## About this exercise
Please set down all of the data below verbatim.
- - -
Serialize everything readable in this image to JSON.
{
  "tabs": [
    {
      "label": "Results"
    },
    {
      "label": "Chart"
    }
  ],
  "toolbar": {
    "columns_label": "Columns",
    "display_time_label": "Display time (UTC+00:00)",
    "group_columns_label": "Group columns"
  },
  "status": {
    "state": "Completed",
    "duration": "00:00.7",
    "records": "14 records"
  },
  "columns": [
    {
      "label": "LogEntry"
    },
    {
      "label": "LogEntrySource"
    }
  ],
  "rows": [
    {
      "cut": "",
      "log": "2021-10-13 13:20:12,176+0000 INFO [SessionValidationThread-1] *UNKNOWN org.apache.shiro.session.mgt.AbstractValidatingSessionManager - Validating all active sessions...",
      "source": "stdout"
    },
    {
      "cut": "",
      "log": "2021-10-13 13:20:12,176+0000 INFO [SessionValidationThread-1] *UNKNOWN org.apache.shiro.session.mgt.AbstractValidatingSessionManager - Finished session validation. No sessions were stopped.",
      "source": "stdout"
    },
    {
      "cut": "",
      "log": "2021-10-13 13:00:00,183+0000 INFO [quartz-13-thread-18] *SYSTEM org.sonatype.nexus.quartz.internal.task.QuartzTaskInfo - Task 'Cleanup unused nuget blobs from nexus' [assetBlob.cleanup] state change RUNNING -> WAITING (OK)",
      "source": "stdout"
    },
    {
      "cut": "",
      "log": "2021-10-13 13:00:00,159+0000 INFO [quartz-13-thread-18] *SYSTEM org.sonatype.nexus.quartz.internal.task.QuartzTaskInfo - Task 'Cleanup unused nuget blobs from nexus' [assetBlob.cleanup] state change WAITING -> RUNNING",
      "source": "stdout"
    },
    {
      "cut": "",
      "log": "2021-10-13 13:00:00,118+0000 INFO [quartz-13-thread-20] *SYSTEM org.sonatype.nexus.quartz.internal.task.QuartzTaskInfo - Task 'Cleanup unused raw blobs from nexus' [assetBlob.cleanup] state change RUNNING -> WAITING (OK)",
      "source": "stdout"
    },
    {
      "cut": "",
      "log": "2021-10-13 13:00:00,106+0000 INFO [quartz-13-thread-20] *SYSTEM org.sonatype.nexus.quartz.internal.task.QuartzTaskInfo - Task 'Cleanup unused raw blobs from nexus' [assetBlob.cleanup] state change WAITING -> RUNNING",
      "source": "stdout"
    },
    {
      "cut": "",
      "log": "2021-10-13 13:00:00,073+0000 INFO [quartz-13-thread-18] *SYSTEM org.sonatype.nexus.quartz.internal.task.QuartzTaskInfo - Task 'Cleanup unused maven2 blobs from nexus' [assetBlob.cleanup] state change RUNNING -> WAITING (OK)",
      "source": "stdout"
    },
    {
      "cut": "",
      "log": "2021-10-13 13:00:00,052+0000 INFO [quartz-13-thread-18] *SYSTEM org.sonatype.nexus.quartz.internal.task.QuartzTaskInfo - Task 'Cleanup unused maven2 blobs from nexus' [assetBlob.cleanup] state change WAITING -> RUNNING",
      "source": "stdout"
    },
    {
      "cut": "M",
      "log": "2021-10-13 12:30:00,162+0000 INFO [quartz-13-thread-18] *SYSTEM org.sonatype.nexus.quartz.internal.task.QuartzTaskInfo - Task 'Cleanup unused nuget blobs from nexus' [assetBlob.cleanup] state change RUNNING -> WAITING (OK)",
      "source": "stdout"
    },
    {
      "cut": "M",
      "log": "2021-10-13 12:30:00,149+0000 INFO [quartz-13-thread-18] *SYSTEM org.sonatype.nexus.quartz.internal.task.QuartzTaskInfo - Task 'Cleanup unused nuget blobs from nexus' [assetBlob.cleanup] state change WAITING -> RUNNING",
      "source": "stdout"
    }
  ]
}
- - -
## Output
Serialize everything readable in this image to JSON.
{
  "tabs": [
    {
      "label": "Results"
    },
    {
      "label": "Chart"
    }
  ],
  "toolbar": {
    "columns_label": "Columns",
    "display_time_label": "Display time (UTC+00:00)",
    "group_columns_label": "Group columns"
  },
  "status": {
    "state": "Completed",
    "duration": "00:00.7",
    "records": "14 records"
  },
  "columns": [
    {
      "label": "LogEntry"
    },
    {
      "label": "LogEntrySource"
    }
  ],
  "rows": [
    {
      "cut": "",
      "log": "2021-10-13 13:20:12,176+0000 INFO [SessionValidationThread-1] *UNKNOWN org.apache.shiro.session.mgt.AbstractValidatingSessionManager - Validating all active sessions...",
      "source": "stdout"
    },
    {
      "cut": "",
      "log": "2021-10-13 13:20:12,176+0000 INFO [SessionValidationThread-1] *UNKNOWN org.apache.shiro.session.mgt.AbstractValidatingSessionManager - Finished session validation. No sessions were stopped.",
      "source": "stdout"
    },
    {
      "cut": "",
      "log": "2021-10-13 13:00:00,183+0000 INFO [quartz-13-thread-18] *SYSTEM org.sonatype.nexus.quartz.internal.task.QuartzTaskInfo - Task 'Cleanup unused nuget blobs from nexus' [assetBlob.cleanup] state change RUNNING -> WAITING (OK)",
      "source": "stdout"
    },
    {
      "cut": "",
      "log": "2021-10-13 13:00:00,159+0000 INFO [quartz-13-thread-18] *SYSTEM org.sonatype.nexus.quartz.internal.task.QuartzTaskInfo - Task 'Cleanup unused nuget blobs from nexus' [assetBlob.cleanup] state change WAITING -> RUNNING",
      "source": "stdout"
    },
    {
      "cut": "",
      "log": "2021-10-13 13:00:00,118+0000 INFO [quartz-13-thread-20] *SYSTEM org.sonatype.nexus.quartz.internal.task.QuartzTaskInfo - Task 'Cleanup unused raw blobs from nexus' [assetBlob.cleanup] state change RUNNING -> WAITING (OK)",
      "source": "stdout"
    },
    {
      "cut": "",
      "log": "2021-10-13 13:00:00,106+0000 INFO [quartz-13-thread-20] *SYSTEM org.sonatype.nexus.quartz.internal.task.QuartzTaskInfo - Task 'Cleanup unused raw blobs from nexus' [assetBlob.cleanup] state change WAITING -> RUNNING",
      "source": "stdout"
    },
    {
      "cut": "",
      "log": "2021-10-13 13:00:00,073+0000 INFO [quartz-13-thread-18] *SYSTEM org.sonatype.nexus.quartz.internal.task.QuartzTaskInfo - Task 'Cleanup unused maven2 blobs from nexus' [assetBlob.cleanup] state change RUNNING -> WAITING (OK)",
      "source": "stdout"
    },
    {
      "cut": "",
      "log": "2021-10-13 13:00:00,052+0000 INFO [quartz-13-thread-18] *SYSTEM org.sonatype.nexus.quartz.internal.task.QuartzTaskInfo - Task 'Cleanup unused maven2 blobs from nexus' [assetBlob.cleanup] state change WAITING -> RUNNING",
      "source": "stdout"
    },
    {
      "cut": "M",
      "log": "2021-10-13 12:30:00,162+0000 INFO [quartz-13-thread-18] *SYSTEM org.sonatype.nexus.quartz.internal.task.QuartzTaskInfo - Task 'Cleanup unused nuget blobs from nexus' [assetBlob.cleanup] state change RUNNING -> WAITING (OK)",
      "source": "stdout"
    },
    {
      "cut": "M",
      "log": "2021-10-13 12:30:00,149+0000 INFO [quartz-13-thread-18] *SYSTEM org.sonatype.nexus.quartz.internal.task.QuartzTaskInfo - Task 'Cleanup unused nuget blobs from nexus' [assetBlob.cleanup] state change WAITING -> RUNNING",
      "source": "stdout"
    }
  ]
}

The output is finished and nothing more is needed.